The central bank will look into the bank owners' proposal seeking a three-year extension of paying term loan instalments, says the association of banks.
After a meeting with Governor of the Bangladesh Bank Fazle Kabir on Monday, Bangladesh Association of Banks Chairman Md Nazrul Islam Mazumder told The Business Standard the governor, the deputy governor, and other high officials of the central bank had looked into the proposal.
"They assured us that our demands would be scrutinised. The central bank has realised the importance of our demands," he said.
The bank association sought the extension in a letter to the governor of the central bank on 4 February.
It expressed frustration over the lack of guidelines from the central bank on continuous or demand loans, saying these account for 65-70% of total loans.
Businesses slowed down due to the coronavirus pandemic and have not picked up yet. Moreover, export remains sluggish due to the second wave of the pandemic.
Fearing that most traders might default in this situation, the association of banks demanded that the part of the continuous loans not repaid yet be considered term loans and repayment through rescheduling be allowed for three years.
Nazrul said they had demanded that instalment payments be relaxed further so that the move would not hurt banks and clients would not face any pressure either.
He said banks last year had not received that many instalment payments.
"Debt classification is resuming in January. Many clients will not be able to pay instalments as the situation is not normal yet. If they default again, they will not get loan facilities.
"In that case, it will not be possible for business owners to recover the pandemic-induced losses. That is why we have demanded that a simple rule be made," he explained.
But managing directors of banks are not in favour of the extension. At a recent meeting with the governor of the central bank, they expressed their opinion against it but agreed to start loan classification.

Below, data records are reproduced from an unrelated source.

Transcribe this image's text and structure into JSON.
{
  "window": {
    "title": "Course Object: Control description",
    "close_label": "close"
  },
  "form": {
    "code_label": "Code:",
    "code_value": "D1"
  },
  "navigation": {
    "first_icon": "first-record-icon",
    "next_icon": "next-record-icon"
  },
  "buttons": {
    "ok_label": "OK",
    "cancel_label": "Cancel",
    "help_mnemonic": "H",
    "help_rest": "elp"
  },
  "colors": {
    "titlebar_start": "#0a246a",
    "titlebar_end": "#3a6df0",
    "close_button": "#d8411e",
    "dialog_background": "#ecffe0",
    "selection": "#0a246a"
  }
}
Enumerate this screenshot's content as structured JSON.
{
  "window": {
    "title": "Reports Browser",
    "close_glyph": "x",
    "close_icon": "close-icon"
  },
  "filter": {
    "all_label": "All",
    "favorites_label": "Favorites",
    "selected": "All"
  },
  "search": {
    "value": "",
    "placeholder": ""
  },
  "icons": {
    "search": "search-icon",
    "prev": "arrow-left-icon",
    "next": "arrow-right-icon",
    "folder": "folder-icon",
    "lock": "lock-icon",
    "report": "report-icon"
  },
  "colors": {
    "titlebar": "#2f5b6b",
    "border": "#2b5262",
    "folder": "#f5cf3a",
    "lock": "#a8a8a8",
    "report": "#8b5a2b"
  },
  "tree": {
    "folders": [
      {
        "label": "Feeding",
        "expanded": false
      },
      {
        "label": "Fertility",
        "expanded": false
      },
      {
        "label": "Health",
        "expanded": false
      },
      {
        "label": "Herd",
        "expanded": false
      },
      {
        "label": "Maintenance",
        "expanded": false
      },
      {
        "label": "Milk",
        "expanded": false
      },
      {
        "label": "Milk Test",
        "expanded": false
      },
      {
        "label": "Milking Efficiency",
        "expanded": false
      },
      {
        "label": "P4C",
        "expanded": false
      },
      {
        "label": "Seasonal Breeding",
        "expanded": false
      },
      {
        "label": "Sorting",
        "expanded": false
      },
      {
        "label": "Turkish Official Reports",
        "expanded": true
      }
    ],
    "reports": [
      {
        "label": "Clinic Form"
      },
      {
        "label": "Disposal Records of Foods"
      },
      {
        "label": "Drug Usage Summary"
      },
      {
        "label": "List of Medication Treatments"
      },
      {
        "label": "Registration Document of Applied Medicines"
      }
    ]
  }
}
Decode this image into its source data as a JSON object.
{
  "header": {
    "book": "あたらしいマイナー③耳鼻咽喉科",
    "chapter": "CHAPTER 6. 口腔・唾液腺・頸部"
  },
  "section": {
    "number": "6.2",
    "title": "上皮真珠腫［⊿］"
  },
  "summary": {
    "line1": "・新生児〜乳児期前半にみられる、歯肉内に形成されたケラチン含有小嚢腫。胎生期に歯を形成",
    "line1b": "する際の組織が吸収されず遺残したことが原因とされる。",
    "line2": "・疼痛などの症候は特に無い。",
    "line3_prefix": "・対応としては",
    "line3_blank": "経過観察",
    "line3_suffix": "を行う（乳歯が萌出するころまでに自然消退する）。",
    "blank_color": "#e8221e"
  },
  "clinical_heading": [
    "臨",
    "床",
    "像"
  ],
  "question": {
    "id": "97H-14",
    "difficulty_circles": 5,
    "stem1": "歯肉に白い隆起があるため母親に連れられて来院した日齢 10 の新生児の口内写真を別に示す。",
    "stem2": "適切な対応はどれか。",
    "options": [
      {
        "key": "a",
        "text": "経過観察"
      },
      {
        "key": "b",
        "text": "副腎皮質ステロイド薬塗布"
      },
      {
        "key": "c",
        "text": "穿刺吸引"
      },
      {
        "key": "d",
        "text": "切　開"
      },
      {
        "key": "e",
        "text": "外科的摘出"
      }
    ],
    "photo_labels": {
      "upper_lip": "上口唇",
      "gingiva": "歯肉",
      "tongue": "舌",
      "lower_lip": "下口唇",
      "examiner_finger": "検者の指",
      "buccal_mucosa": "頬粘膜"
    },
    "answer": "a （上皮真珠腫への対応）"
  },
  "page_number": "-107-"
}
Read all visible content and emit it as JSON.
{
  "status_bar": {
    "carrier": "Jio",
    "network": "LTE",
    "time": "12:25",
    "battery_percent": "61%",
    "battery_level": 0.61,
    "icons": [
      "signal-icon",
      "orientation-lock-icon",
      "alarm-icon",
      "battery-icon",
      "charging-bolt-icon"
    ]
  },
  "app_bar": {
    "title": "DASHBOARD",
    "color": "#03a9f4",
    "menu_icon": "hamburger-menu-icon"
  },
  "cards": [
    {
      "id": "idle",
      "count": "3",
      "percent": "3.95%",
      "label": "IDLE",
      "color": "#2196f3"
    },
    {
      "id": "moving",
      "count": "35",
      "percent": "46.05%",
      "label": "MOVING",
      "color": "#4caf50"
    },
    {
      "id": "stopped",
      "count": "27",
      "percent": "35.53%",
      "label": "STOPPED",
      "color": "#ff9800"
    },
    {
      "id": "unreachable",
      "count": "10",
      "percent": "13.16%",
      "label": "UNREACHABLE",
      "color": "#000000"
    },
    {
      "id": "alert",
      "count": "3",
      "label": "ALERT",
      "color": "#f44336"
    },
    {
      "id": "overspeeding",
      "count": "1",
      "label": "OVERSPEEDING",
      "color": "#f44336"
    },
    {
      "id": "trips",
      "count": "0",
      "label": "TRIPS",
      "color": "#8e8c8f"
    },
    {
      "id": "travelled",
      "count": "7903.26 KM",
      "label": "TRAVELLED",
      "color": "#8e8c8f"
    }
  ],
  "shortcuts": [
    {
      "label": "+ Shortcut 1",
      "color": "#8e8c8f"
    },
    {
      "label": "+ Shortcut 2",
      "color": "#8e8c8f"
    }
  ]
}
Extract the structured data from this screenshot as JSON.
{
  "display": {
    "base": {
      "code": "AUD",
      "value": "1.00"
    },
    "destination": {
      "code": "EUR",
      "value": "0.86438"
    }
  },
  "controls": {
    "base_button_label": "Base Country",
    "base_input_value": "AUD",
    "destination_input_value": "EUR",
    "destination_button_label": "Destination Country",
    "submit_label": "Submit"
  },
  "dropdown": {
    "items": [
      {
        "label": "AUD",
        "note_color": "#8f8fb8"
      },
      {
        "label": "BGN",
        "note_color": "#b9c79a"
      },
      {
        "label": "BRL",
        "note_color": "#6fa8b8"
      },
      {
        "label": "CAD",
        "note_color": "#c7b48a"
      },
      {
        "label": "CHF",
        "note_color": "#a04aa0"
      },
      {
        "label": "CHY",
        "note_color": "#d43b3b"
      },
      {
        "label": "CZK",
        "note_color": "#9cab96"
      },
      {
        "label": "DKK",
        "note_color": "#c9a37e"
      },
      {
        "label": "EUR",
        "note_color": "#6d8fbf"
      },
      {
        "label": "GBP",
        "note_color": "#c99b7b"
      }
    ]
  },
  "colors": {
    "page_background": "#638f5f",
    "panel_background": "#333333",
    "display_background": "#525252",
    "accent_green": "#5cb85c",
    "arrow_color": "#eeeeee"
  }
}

In this regard, Nazrul said it is not true that bankers do not want to increase facilities.
"But what will they do if they do not get money from clients? We want an easy policy. Managing directors of banks perhaps do not say it because they operate under a regulatory body," he said.
Extending the instalment payment time will not affect banks' profits, said Nazrul. He is optimistic that the situation may change by the end of this year.
To recoup the pandemic-induced losses, the Bangladesh Bank provided the facility of not paying instalments and keeping loan classification closed throughout last year.
This did not cause the amount of default loans to increase. Rather, at the end of September last year, such loans came down to 8.8% of total loans.
In a circular on 31 January, the Bangladesh Bank asked banks to start loan classification this year and cancelled the facility of non-payment of instalments of loans other than term loans.
In case of payment of term loan instalments, the central bank allowed two more years.
But the bank association demanded the three-year extension for short-term loans.